- Special Sections
- Public Notices
We all hope our children do better than we did. That they are more successful, better looking, have more money, better behaved children, and overall a fuller life; well, maybe. Our definition of success may differ from our parents, and our children.
Some people have specific educational, job or financial goals for their kids. They have to go to the best school, to escape the shame of attending a – (gasp) - in state college. They have to be a doctor, and not just a doctor, but a specialist, preferably a specialty that not only pays big bucks, but does not require any of that “on call” nonsense. Or a lawyer; not just any kind of a lawyer, but a big time corporate lawyer with a big office and hefty bonuses. Oh, and certainly not the kind of lawyer that deals with criminals. And of course they have to make money; lots of money; preferably hundreds of thousands of dollars per year.

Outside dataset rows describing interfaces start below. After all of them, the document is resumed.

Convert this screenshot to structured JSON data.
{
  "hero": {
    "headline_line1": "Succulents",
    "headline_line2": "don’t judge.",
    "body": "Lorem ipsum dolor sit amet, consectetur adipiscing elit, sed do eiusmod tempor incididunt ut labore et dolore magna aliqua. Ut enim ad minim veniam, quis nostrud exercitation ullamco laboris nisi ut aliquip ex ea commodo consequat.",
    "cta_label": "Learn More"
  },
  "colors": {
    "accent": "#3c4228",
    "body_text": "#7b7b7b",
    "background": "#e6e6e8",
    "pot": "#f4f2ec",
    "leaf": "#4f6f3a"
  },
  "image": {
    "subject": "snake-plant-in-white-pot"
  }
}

My definition of a child’s success is a bit different. First and foremost is that I don’t have to worry about them. By extension that means that they are self-sufficient, don’t have burdensome debt, are in stable relationships, and their family is healthy. Additionally they ought to be doing something they enjoy. Being self-sufficient and not being heavily in debt sometimes makes folks toil in jobs they dislike. They do it for their families. But we all know that the wrong job dynamics can destroy a family.
Many years ago a friend lost his job, with few prospects for an equivalent position. He was philosophical about the situation. He said “maybe what this family needs is a good dose of being poor”. I don’t think I agree with him. Someone famous once said “I’ve been rich and I’ve been poor: rich is better”. But that’s not always true either. We all know people who because they have money let their kids slide. Not requiring them to have a job, covering for their mistakes, buying their way out of trouble, buying them fancy cars and elaborate vacations. Even with all these benefits, many of them end up floundering.
However; if you expect your children to fare better than you, they better have better job skills than you do; better ambition; better performance. The days of earning a decent living without marketable job skills is over. The path to financial freedom, which drives so much of our lives, will not be navigated by youth whose skill set, can be replaced by a kiosk or a robot. Gone is the time when a factory job would take you to the Promised Land of a nice house, nice car, a good pension, money in the bank, and financial freedom. We can whine about why, but those days are gone.
Don’t get me wrong, there is nothing wrong with working in a factory, or any other job that requires hard work; but unless the job rewards hard work with promotion potential, or additional compensation; ultimately you can be replaced by technology.
And in spite of everything we do to try to prepare our kids, to instill a work ethic, to teach them respect, to set good examples, sometimes we fail. Sometimes they just don’t get it. You have to give it your best effort and turn them loose into the world.
In my personal situation, I am very lucky. My son and his family are all that I can hope for. The depth of their understanding of what is important, and what constitutes success was summed up by Sophia, my soon to be 8 year old granddaughter. For doing some chores in the house, she receives the sum of $.75 per week. She explained to me that she can spend $.25, she has to save $.25, and she is to give away $.25. How better to understand the importance of earning, thrift, and generosity.